[[ Records shown open ]]

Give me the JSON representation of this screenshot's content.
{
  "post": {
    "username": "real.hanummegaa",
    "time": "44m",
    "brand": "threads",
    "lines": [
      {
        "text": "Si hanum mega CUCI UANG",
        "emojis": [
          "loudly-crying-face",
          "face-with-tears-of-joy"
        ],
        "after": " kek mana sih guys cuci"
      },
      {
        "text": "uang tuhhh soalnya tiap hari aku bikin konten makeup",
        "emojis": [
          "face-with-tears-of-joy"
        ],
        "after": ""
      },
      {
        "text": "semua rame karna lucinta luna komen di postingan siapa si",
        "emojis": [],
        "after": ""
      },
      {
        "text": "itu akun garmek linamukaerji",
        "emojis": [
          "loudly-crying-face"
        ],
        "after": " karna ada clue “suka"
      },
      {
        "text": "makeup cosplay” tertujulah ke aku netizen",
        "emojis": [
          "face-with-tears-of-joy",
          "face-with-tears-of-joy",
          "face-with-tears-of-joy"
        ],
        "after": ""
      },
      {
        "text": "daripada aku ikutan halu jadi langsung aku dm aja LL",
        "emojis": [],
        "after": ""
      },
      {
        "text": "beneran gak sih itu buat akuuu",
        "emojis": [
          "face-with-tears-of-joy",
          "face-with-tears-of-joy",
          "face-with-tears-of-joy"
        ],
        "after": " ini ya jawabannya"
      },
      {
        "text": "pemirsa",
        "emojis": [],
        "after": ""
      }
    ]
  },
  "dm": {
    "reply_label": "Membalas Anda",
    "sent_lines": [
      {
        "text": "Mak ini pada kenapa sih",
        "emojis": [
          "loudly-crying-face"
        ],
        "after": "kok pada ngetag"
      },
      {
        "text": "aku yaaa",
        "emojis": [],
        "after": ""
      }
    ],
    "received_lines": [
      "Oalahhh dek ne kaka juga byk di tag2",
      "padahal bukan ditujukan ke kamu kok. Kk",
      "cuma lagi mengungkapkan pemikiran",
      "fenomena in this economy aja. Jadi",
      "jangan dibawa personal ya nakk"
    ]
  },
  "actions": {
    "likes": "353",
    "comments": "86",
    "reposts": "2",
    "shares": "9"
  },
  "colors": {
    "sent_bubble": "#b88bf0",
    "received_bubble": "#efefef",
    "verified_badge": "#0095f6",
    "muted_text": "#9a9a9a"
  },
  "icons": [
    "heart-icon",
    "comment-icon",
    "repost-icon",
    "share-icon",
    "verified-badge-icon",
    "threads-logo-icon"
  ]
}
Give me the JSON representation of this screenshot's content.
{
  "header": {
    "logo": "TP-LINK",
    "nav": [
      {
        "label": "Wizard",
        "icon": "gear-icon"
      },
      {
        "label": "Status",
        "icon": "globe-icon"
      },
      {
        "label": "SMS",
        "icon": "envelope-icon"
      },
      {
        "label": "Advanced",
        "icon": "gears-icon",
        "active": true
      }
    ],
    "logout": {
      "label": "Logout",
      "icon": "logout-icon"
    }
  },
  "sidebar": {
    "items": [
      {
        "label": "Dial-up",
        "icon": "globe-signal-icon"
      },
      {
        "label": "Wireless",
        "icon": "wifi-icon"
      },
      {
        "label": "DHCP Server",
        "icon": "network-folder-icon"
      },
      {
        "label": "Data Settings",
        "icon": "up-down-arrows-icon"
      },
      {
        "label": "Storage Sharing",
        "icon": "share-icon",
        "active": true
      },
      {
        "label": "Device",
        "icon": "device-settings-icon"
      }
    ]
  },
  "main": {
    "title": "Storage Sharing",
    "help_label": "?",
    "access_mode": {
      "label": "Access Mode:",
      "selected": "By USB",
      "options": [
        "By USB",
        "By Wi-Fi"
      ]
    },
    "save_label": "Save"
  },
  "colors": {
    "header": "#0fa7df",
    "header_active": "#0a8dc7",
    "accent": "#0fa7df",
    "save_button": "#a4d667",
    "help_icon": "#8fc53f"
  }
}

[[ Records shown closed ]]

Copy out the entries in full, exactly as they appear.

Give me the JSON representation of this screenshot's content.
{
  "post": {
    "username": "real.hanummegaa",
    "time": "44m",
    "brand": "threads",
    "lines": [
      {
        "text": "Si hanum mega CUCI UANG",
        "emojis": [
          "loudly-crying-face",
          "face-with-tears-of-joy"
        ],
        "after": " kek mana sih guys cuci"
      },
      {
        "text": "uang tuhhh soalnya tiap hari aku bikin konten makeup",
        "emojis": [
          "face-with-tears-of-joy"
        ],
        "after": ""
      },
      {
        "text": "semua rame karna lucinta luna komen di postingan siapa si",
        "emojis": [],
        "after": ""
      },
      {
        "text": "itu akun garmek linamukaerji",
        "emojis": [
          "loudly-crying-face"
        ],
        "after": " karna ada clue “suka"
      },
      {
        "text": "makeup cosplay” tertujulah ke aku netizen",
        "emojis": [
          "face-with-tears-of-joy",
          "face-with-tears-of-joy",
          "face-with-tears-of-joy"
        ],
        "after": ""
      },
      {
        "text": "daripada aku ikutan halu jadi langsung aku dm aja LL",
        "emojis": [],
        "after": ""
      },
      {
        "text": "beneran gak sih itu buat akuuu",
        "emojis": [
          "face-with-tears-of-joy",
          "face-with-tears-of-joy",
          "face-with-tears-of-joy"
        ],
        "after": " ini ya jawabannya"
      },
      {
        "text": "pemirsa",
        "emojis": [],
        "after": ""
      }
    ]
  },
  "dm": {
    "reply_label": "Membalas Anda",
    "sent_lines": [
      {
        "text": "Mak ini pada kenapa sih",
        "emojis": [
          "loudly-crying-face"
        ],
        "after": "kok pada ngetag"
      },
      {
        "text": "aku yaaa",
        "emojis": [],
        "after": ""
      }
    ],
    "received_lines": [
      "Oalahhh dek ne kaka juga byk di tag2",
      "padahal bukan ditujukan ke kamu kok. Kk",
      "cuma lagi mengungkapkan pemikiran",
      "fenomena in this economy aja. Jadi",
      "jangan dibawa personal ya nakk"
    ]
  },
  "actions": {
    "likes": "353",
    "comments": "86",
    "reposts": "2",
    "shares": "9"
  },
  "colors": {
    "sent_bubble": "#b88bf0",
    "received_bubble": "#efefef",
    "verified_badge": "#0095f6",
    "muted_text": "#9a9a9a"
  },
  "icons": [
    "heart-icon",
    "comment-icon",
    "repost-icon",
    "share-icon",
    "verified-badge-icon",
    "threads-logo-icon"
  ]
}
Give me the JSON representation of this screenshot's content.
{
  "header": {
    "logo": "TP-LINK",
    "nav": [
      {
        "label": "Wizard",
        "icon": "gear-icon"
      },
      {
        "label": "Status",
        "icon": "globe-icon"
      },
      {
        "label": "SMS",
        "icon": "envelope-icon"
      },
      {
        "label": "Advanced",
        "icon": "gears-icon",
        "active": true
      }
    ],
    "logout": {
      "label": "Logout",
      "icon": "logout-icon"
    }
  },
  "sidebar": {
    "items": [
      {
        "label": "Dial-up",
        "icon": "globe-signal-icon"
      },
      {
        "label": "Wireless",
        "icon": "wifi-icon"
      },
      {
        "label": "DHCP Server",
        "icon": "network-folder-icon"
      },
      {
        "label": "Data Settings",
        "icon": "up-down-arrows-icon"
      },
      {
        "label": "Storage Sharing",
        "icon": "share-icon",
        "active": true
      },
      {
        "label": "Device",
        "icon": "device-settings-icon"
      }
    ]
  },
  "main": {
    "title": "Storage Sharing",
    "help_label": "?",
    "access_mode": {
      "label": "Access Mode:",
      "selected": "By USB",
      "options": [
        "By USB",
        "By Wi-Fi"
      ]
    },
    "save_label": "Save"
  },
  "colors": {
    "header": "#0fa7df",
    "header_active": "#0a8dc7",
    "accent": "#0fa7df",
    "save_button": "#a4d667",
    "help_icon": "#8fc53f"
  }
}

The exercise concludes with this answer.